Strengthening Hurricane Florence takes aim at U.S. Southeast
A rapidly strengthening Hurricane Florence chugged across the Atlantic on Sunday toward a possible direct hit on the U.S. Southeast late this week, triggering warnings to people up and down the coast to get their emergency kits ready, map out escape routes and fill sandbags.
Red flags flying on beaches warned swimmers to stay out of waters already roiled by the distant storm, and cruise ships and Navy vessels were being steered out of harm's way. People rushed to buy bottled water, plywood and other supplies.
Florence crossed the 74 mph threshold from tropical storm to hurricane Sunday morning, and by evening its winds were up to 85 mph. As of 5 p.m. EDT, it was centered about 720 miles southeast of Bermuda, moving west at 7 mph.
Drawing energy from the warm water, it could be a fearsome Category 4 with winds of 130 mph or more by Tuesday, the National Hurricane Center said.
The Miami-based hurricane center said that it is too early to know what path the storm will take but that it could roll ashore in the Carolinas by Friday.
Forecasters urged residents from South Carolina to the mid-Atlantic to get ready — and not just for a direct blow against the coast. They warned that Florence could slow or stall after coming ashore, with some forecasting models showing it could unload a foot or two of rain in places, causing devastating inland flooding.
"Pretend, assume, presume that a major hurricane is going to hit right smack dab in the middle of South Carolina and is going to go way inshore," South Carolina Gov. Henry McMaster said. The state's emergency management agency said it is "preparing for the possibility of a large-scale disaster."
In Charleston, South Carolina, along the coast, city officials offered sandbags to residents.
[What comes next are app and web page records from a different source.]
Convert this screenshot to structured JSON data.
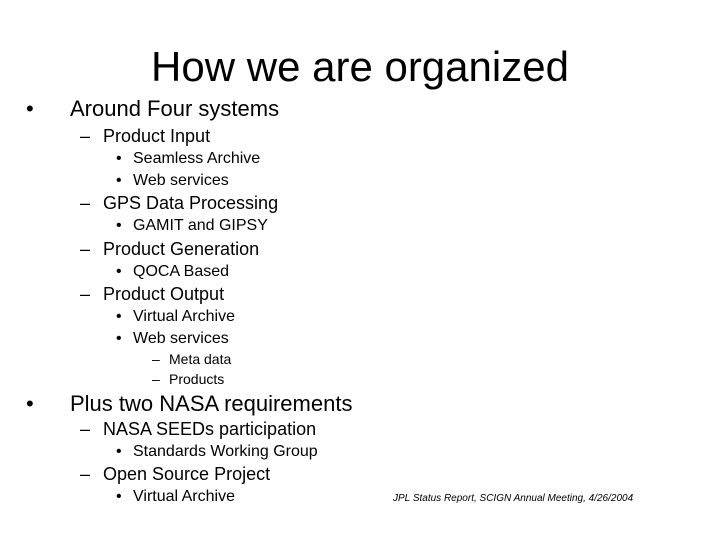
{
  "slide": {
    "title": "How we are organized",
    "markers": {
      "bullet": "•",
      "dash": "–"
    },
    "sections": [
      {
        "label": "Around Four systems",
        "items": [
          {
            "label": "Product Input",
            "items": [
              {
                "label": "Seamless Archive"
              },
              {
                "label": "Web services"
              }
            ]
          },
          {
            "label": "GPS Data Processing",
            "items": [
              {
                "label": "GAMIT and GIPSY"
              }
            ]
          },
          {
            "label": "Product Generation",
            "items": [
              {
                "label": "QOCA Based"
              }
            ]
          },
          {
            "label": "Product Output",
            "items": [
              {
                "label": "Virtual Archive"
              },
              {
                "label": "Web services",
                "items": [
                  {
                    "label": "Meta data"
                  },
                  {
                    "label": "Products"
                  }
                ]
              }
            ]
          }
        ]
      },
      {
        "label": "Plus two NASA requirements",
        "items": [
          {
            "label": "NASA SEEDs participation",
            "items": [
              {
                "label": "Standards Working Group"
              }
            ]
          },
          {
            "label": "Open Source Project",
            "items": [
              {
                "label": "Virtual Archive"
              }
            ]
          }
        ]
      }
    ],
    "footer": "JPL Status Report, SCIGN  Annual Meeting, 4/26/2004"
  }
}
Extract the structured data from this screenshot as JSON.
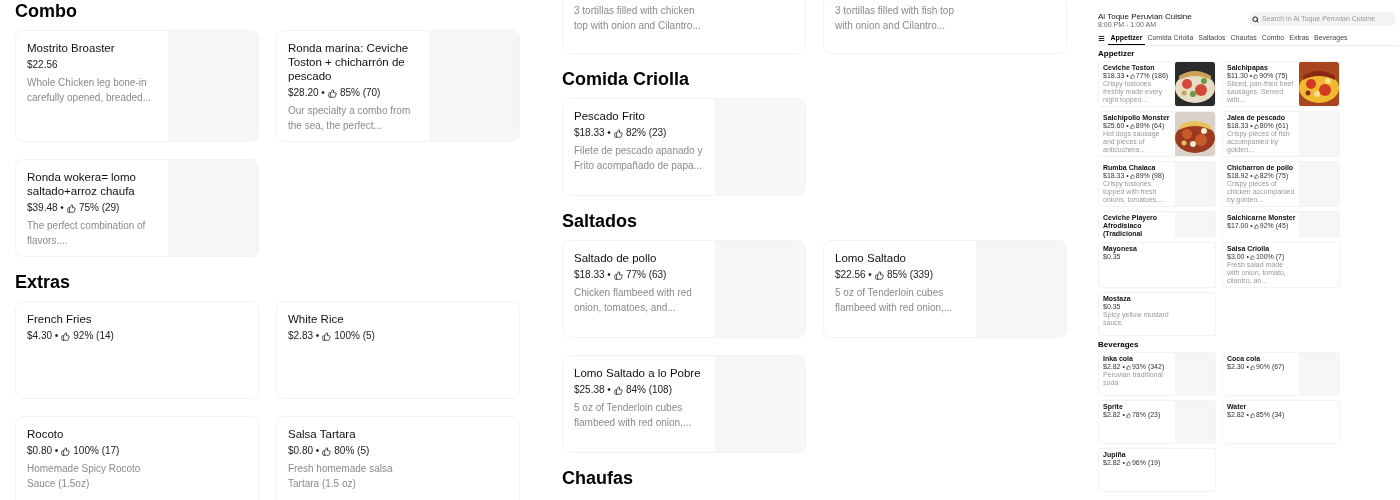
{
  "left_panel": {
    "sections": [
      {
        "title": "Combo",
        "items": [
          {
            "kind": "placeholder",
            "name": "Mostrito Broaster",
            "price": "$22.56",
            "description": "Whole Chicken leg bone-in carefully opened, breaded..."
          },
          {
            "kind": "placeholder",
            "name": "Ronda marina: Ceviche Toston + chicharrón de pescado",
            "price": "$28.20 •",
            "rating": "85% (70)",
            "description": "Our specialty a combo from the sea, the perfect..."
          },
          {
            "kind": "placeholder",
            "name": "Ronda wokera= lomo saltado+arroz chaufa",
            "price": "$39.48 •",
            "rating": "75% (29)",
            "description": "The perfect combination of flavors...."
          }
        ]
      },
      {
        "title": "Extras",
        "items": [
          {
            "kind": "plain",
            "name": "French Fries",
            "price": "$4.30 •",
            "rating": "92% (14)"
          },
          {
            "kind": "plain",
            "name": "White Rice",
            "price": "$2.83 •",
            "rating": "100% (5)"
          },
          {
            "kind": "plain",
            "name": "Rocoto",
            "price": "$0.80 •",
            "rating": "100% (17)",
            "description": "Homemade Spicy Rocoto Sauce (1.5oz)"
          },
          {
            "kind": "plain",
            "name": "Salsa Tartara",
            "price": "$0.80 •",
            "rating": "80% (5)",
            "description": "Fresh homemade salsa Tartara (1.5 oz)"
          }
        ]
      }
    ]
  },
  "middle_panel": {
    "sections": [
      {
        "items": [
          {
            "kind": "plain",
            "description": "3 tortillas filled with chicken top with onion and Cilantro..."
          },
          {
            "kind": "plain",
            "description": "3 tortillas filled with fish top with onion and Cilantro..."
          }
        ]
      },
      {
        "title": "Comida Criolla",
        "items": [
          {
            "kind": "placeholder",
            "name": "Pescado Frito",
            "price": "$18.33 •",
            "rating": "82% (23)",
            "description": "Filete de pescado apanado y Frito acompañado de papa..."
          }
        ]
      },
      {
        "title": "Saltados",
        "items": [
          {
            "kind": "placeholder",
            "name": "Saltado de pollo",
            "price": "$18.33 •",
            "rating": "77% (63)",
            "description": "Chicken flambeed with red onion, tomatoes, and..."
          },
          {
            "kind": "placeholder",
            "name": "Lomo Saltado",
            "price": "$22.56 •",
            "rating": "85% (339)",
            "description": "5 oz of Tenderloin cubes flambeed with red onion,..."
          },
          {
            "kind": "placeholder",
            "name": "Lomo Saltado a lo Pobre",
            "price": "$25.38 •",
            "rating": "84% (108)",
            "description": "5 oz of Tenderloin cubes flambeed with red onion,..."
          }
        ]
      },
      {
        "title": "Chaufas"
      }
    ]
  },
  "thumbnail": {
    "store": "Al Toque Peruvian Cuisine",
    "hours": "8:00 PM - 1:00 AM",
    "search": {
      "placeholder": "Search in Al Toque Peruvian Cuisine"
    },
    "tabs": [
      {
        "label": "Appetizer",
        "selected": true
      },
      {
        "label": "Comida Criolla",
        "selected": false
      },
      {
        "label": "Saltados",
        "selected": false
      },
      {
        "label": "Chaufas",
        "selected": false
      },
      {
        "label": "Combo",
        "selected": false
      },
      {
        "label": "Extras",
        "selected": false
      },
      {
        "label": "Beverages",
        "selected": false
      }
    ],
    "sections": [
      {
        "title": "Appetizer",
        "clipped": false,
        "items": [
          {
            "kind": "picture",
            "name": "Ceviche Toston",
            "price": "$18.33 •",
            "rating": "77% (186)",
            "description": "Crispy tostones freshly made every night topped..."
          },
          {
            "kind": "picture",
            "name": "Salchipapas",
            "price": "$11.30 •",
            "rating": "90% (75)",
            "description": "Sliced, pan-fried beef sausages. Served with..."
          },
          {
            "kind": "picture",
            "name": "Salchipollo Monster",
            "price": "$25.60 •",
            "rating": "89% (64)",
            "description": "Hot dogs sausage and pieces of anticuchera..."
          },
          {
            "kind": "placeholder",
            "name": "Jalea de pescado",
            "price": "$18.33 •",
            "rating": "80% (61)",
            "description": "Crispy pieces of fish accompanied by golden..."
          },
          {
            "kind": "placeholder",
            "name": "Rumba Chalaca",
            "price": "$18.33 •",
            "rating": "89% (98)",
            "description": "Crispy tostones topped with fresh onions, tomatoes,..."
          },
          {
            "kind": "placeholder",
            "name": "Chicharron de pollo",
            "price": "$18.92 •",
            "rating": "82% (75)",
            "description": "Crispy pieces of chicken accompanied by golden..."
          }
        ]
      },
      {
        "clipped": true,
        "items": [
          {
            "kind": "placeholder",
            "name": "Ceviche Playero Afrodisiaco (Tradicional"
          },
          {
            "kind": "placeholder",
            "name": "Salchicarne Monster",
            "price": "$17.00 •",
            "rating": "92% (45)"
          }
        ]
      },
      {
        "clipped": false,
        "items": [
          {
            "kind": "plain",
            "name": "Mayonesa",
            "price": "$0.35"
          },
          {
            "kind": "plain",
            "name": "Salsa Criolla",
            "price": "$3.00 •",
            "rating": "100% (7)",
            "description": "Fresh salad made with onion, tomato, cilantro, an..."
          },
          {
            "kind": "plain",
            "name": "Mostaza",
            "price": "$0.35",
            "description": "Spicy yellow mustard sauce."
          }
        ]
      },
      {
        "title": "Beverages",
        "clipped": false,
        "items": [
          {
            "kind": "placeholder",
            "name": "Inka cola",
            "price": "$2.82 •",
            "rating": "93% (342)",
            "description": "Peruvian traditional soda"
          },
          {
            "kind": "placeholder",
            "name": "Coca cola",
            "price": "$2.30 •",
            "rating": "90% (67)"
          },
          {
            "kind": "placeholder",
            "name": "Sprite",
            "price": "$2.82 •",
            "rating": "78% (23)"
          },
          {
            "kind": "plain",
            "name": "Water",
            "price": "$2.82 •",
            "rating": "85% (34)"
          },
          {
            "kind": "plain",
            "name": "Jupiña",
            "price": "$2.82 •",
            "rating": "96% (19)"
          }
        ]
      }
    ]
  }
}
Myrtle Beach Mayor Brenda Bethune urged people to secure their homes but said it's too early to know if evacuations will be ordered.
Myrtle Beach hardware stores and supermarkets were busy ringing up sales of bottled water, plywood and generators.
"Literally, they are filling buggies full of water, shopping carts full of water," Ryan Deeck, grocery department manager at a Walmart, told The Sun News. "They're coming in and buying water and plates, and that's about all they're buying."
North Carolina officials started getting bulldozers and chain saws ready.
Across the Southeast, people were urged to put together emergency supply kits, prepare their homes and research evacuation routes.
Florence's effects were already being felt along the coast, with dangerous swells and rip currents in some spots. On North Carolina's Outer Banks, the town of Nags Head posted no-swimming flags on beaches.
In Jacksonville, North Carolina, about 20 miles from the coast, some residents picked up hurricane supplies during their normal weekend shopping, The Daily News reported. Ilija Cesal told the newspaper he wouldn't worry about buying extra water or other supplies for a few more days.
"I'll see by Wednesday how that goes — we got over 48 hours before that happens," Cesal said.
The Navy planned to send ships from the Hampton Roads area of Virginia out to sea. Florida-based Carnival Cruise Line re-routed its cruise ships.
The governors of North and South Carolina and Virginia declared states of emergency far ahead of the storm to get ready.